If a line in the data holds "ByLayer", copy that line out in full.
═════ RECORDS SHOWN
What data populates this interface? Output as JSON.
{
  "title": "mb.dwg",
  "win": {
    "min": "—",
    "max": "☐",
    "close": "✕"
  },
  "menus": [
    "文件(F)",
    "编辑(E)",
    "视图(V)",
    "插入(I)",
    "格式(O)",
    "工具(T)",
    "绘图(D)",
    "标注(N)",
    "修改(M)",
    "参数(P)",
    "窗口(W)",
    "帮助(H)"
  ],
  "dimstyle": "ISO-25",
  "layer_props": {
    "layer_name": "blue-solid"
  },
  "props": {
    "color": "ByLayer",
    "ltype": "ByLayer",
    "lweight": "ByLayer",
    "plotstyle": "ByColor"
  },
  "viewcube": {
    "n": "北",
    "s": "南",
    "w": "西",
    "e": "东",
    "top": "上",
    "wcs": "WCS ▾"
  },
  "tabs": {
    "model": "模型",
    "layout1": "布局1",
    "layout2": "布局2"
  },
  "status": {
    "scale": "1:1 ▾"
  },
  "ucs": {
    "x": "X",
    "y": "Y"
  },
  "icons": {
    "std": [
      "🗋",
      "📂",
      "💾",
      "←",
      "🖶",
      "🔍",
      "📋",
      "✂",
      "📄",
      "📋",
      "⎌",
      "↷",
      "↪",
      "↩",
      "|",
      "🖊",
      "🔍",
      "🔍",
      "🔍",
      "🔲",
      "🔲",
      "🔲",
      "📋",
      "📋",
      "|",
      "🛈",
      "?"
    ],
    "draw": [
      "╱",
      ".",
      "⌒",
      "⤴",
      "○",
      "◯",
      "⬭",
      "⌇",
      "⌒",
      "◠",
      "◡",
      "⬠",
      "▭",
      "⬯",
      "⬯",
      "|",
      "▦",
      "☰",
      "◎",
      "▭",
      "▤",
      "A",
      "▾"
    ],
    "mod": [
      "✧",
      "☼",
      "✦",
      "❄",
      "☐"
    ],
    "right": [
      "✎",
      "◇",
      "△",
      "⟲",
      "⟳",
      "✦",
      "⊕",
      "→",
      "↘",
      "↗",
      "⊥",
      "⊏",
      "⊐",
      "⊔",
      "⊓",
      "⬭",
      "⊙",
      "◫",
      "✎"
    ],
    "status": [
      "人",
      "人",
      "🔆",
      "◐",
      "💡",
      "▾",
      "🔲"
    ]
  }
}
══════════
ANSWER:
    "color": "ByLayer",
    "ltype": "ByLayer",
    "lweight": "ByLayer",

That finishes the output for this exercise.